You’ve probably worn padded shoes most of your life. Don’t expect to throw them away and be able to do the same mileage whether walking or running in barefoot shoes. To some extent, you have to relearn how to run and walk. This is going to take conscious effort on your part, and it can be very difficult. You don’t just learn, you also learn unlearn some ingrained habits. The key is to go slowly. Very, very, absurdly slow.
How you approach barefoot shoes depends on what you’re looking to do. I happen to have taken up running, which worked out well because I had to take it slow (I sucked). If you’re currently an ultra-marathoner and want to try barefoot shoes, you’ll find it hard to hold back. If you are somewhere between these poles, it will always be difficult not to overdo it. Focus on the discipline you usually use for distance not do it remotely.
If you don’t know where to start, check out Graham Tuttle’s YouTube channel, including his foot strengthening exercises. These will help you build foot and ankle strength that you lack if you’ve used padded shoes for years and reduce muscle soreness when you start running barefoot. Tuttle also offers paid programs aiming to give you a more personalized guide (I haven’t tried any). Another YouTube channel that I have found useful is the MovNat channel, which is not barefoot specific, but has plenty of great barefoot advice sprinkled throughout its content. And if you haven’t read Christopher McDougall, both born to run And Natural Born Heroes are fun reads related to barefoot. In effect, born to run has arguably done more to popularize barefoot running than anything else since the padded shoe was born in the early 1970s.

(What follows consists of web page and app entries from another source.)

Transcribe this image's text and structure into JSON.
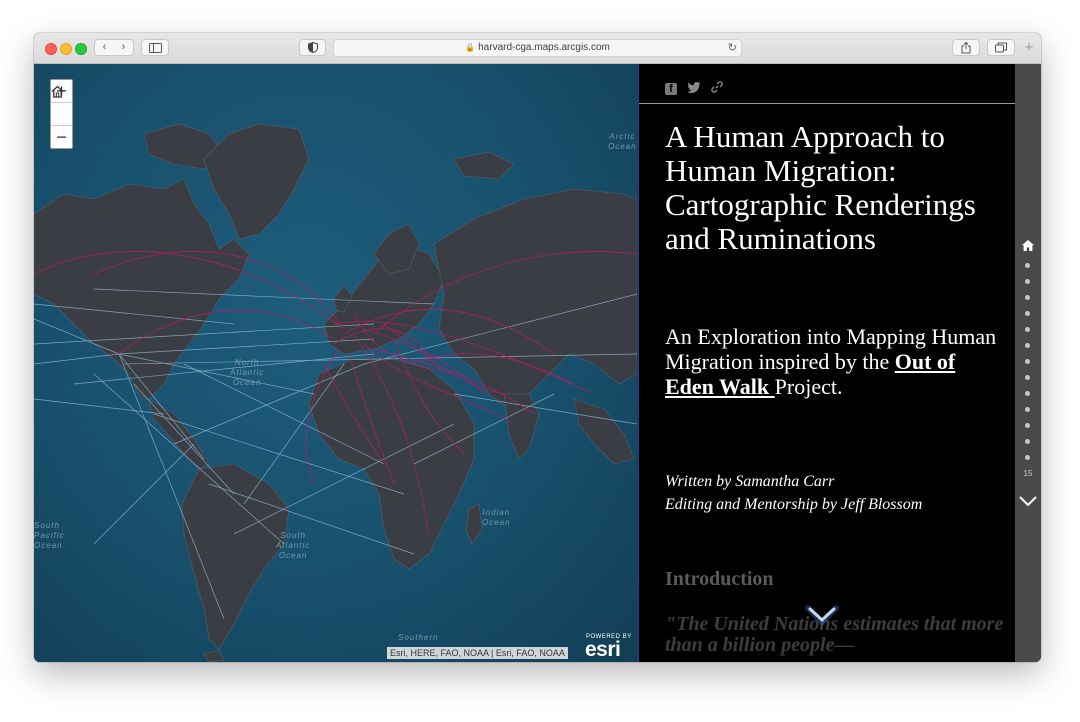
{
  "browser": {
    "url": "harvard-cga.maps.arcgis.com",
    "back_glyph": "‹",
    "forward_glyph": "›",
    "new_tab_glyph": "+"
  },
  "map": {
    "zoom_in": "+",
    "zoom_out": "−",
    "ocean_labels": {
      "arctic": "Arctic\nOcean",
      "north_atlantic": "North\nAtlantic\nOcean",
      "indian": "Indian\nOcean",
      "south_atlantic": "South\nAtlantic\nOcean",
      "southern": "Southern",
      "south_pacific": "South\nPacific\nOcean"
    },
    "attribution": "Esri, HERE, FAO, NOAA | Esri, FAO, NOAA",
    "powered_by": "POWERED BY",
    "logo": "esri"
  },
  "story": {
    "title": "A Human Approach to Human Migration: Cartographic Renderings and Ruminations",
    "subtitle_prefix": "An Exploration into Mapping Human Migration inspired by the ",
    "subtitle_link": "Out of Eden Walk ",
    "subtitle_suffix": "Project.",
    "byline_author": "Written by Samantha Carr",
    "byline_editor": "Editing and Mentorship by Jeff Blossom",
    "section_heading": "Introduction",
    "quote_preview": "\"The United Nations estimates that more than a billion people—"
  },
  "rail": {
    "page_count": "15"
  },
  "colors": {
    "ocean": "#18506c",
    "land": "#3a3e44",
    "migration_line": "#b31f63",
    "route_line": "#9fc3de",
    "rail": "#4a4a4a"
  }
}
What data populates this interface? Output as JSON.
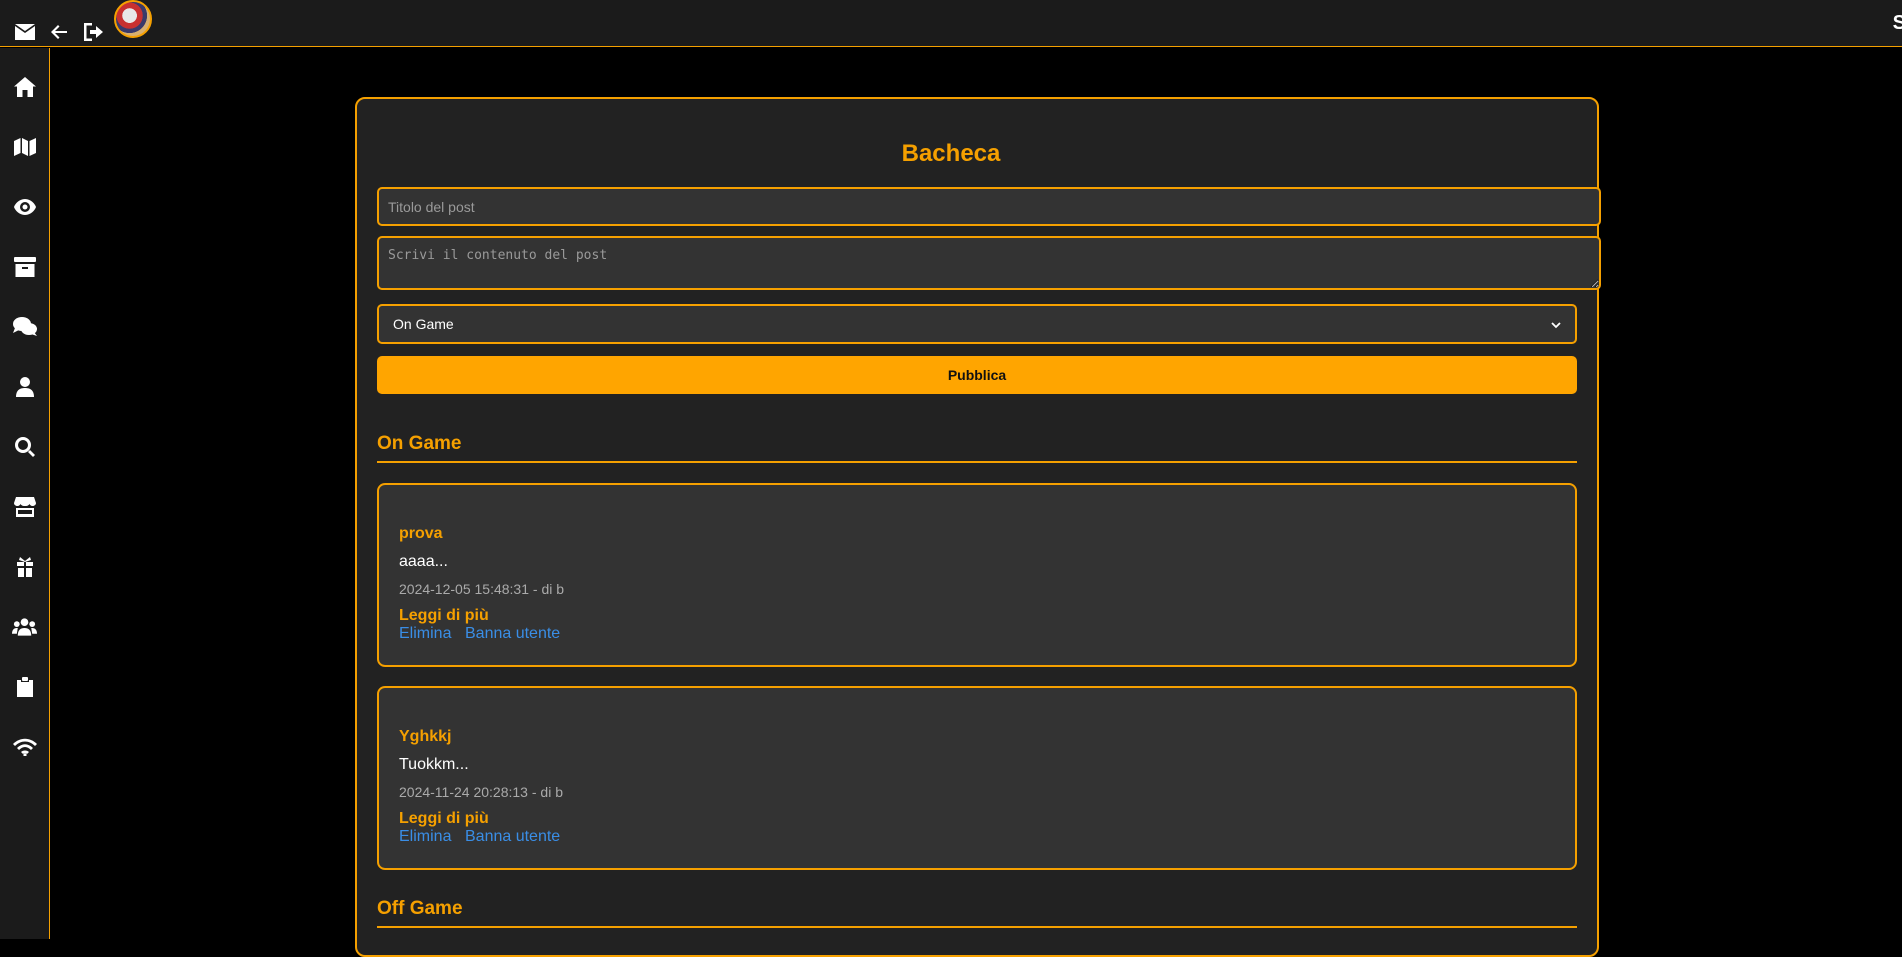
{
  "header": {
    "right_text": "S"
  },
  "sidebar": {
    "items": [
      {
        "icon": "home-icon"
      },
      {
        "icon": "map-icon"
      },
      {
        "icon": "eye-icon"
      },
      {
        "icon": "archive-icon"
      },
      {
        "icon": "chat-icon"
      },
      {
        "icon": "user-icon"
      },
      {
        "icon": "search-icon"
      },
      {
        "icon": "store-icon"
      },
      {
        "icon": "gift-icon"
      },
      {
        "icon": "users-icon"
      },
      {
        "icon": "clipboard-icon"
      },
      {
        "icon": "wifi-icon"
      }
    ]
  },
  "board": {
    "title": "Bacheca",
    "title_placeholder": "Titolo del post",
    "content_placeholder": "Scrivi il contenuto del post",
    "category_selected": "On Game",
    "publish_label": "Pubblica"
  },
  "sections": [
    {
      "name": "On Game",
      "posts": [
        {
          "title": "prova",
          "excerpt": "aaaa...",
          "meta": "2024-12-05 15:48:31 - di b",
          "read_more": "Leggi di più",
          "delete": "Elimina",
          "ban": "Banna utente"
        },
        {
          "title": "Yghkkj",
          "excerpt": "Tuokkm...",
          "meta": "2024-11-24 20:28:13 - di b",
          "read_more": "Leggi di più",
          "delete": "Elimina",
          "ban": "Banna utente"
        }
      ]
    },
    {
      "name": "Off Game",
      "posts": []
    }
  ],
  "colors": {
    "accent": "#ffa500",
    "link": "#3a8ee6",
    "panel": "#333333",
    "background": "#000000"
  }
}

It should also be said that barefoot shoes are not a zero-sum game. For over a year, I wore barefoot shoes for running, regular shoes for other tasks, and sandals the rest of the time. It’s not all or nothing. If you go for a barefoot run and slap on your favorite Converse right after, that’s okay. It is equally important to know that everyone is different. It took me six months to switch completely to barefoot shoes. But that’s just me. It may take you two months or two years. Go at your own pace and don’t worry about other people’s experiences.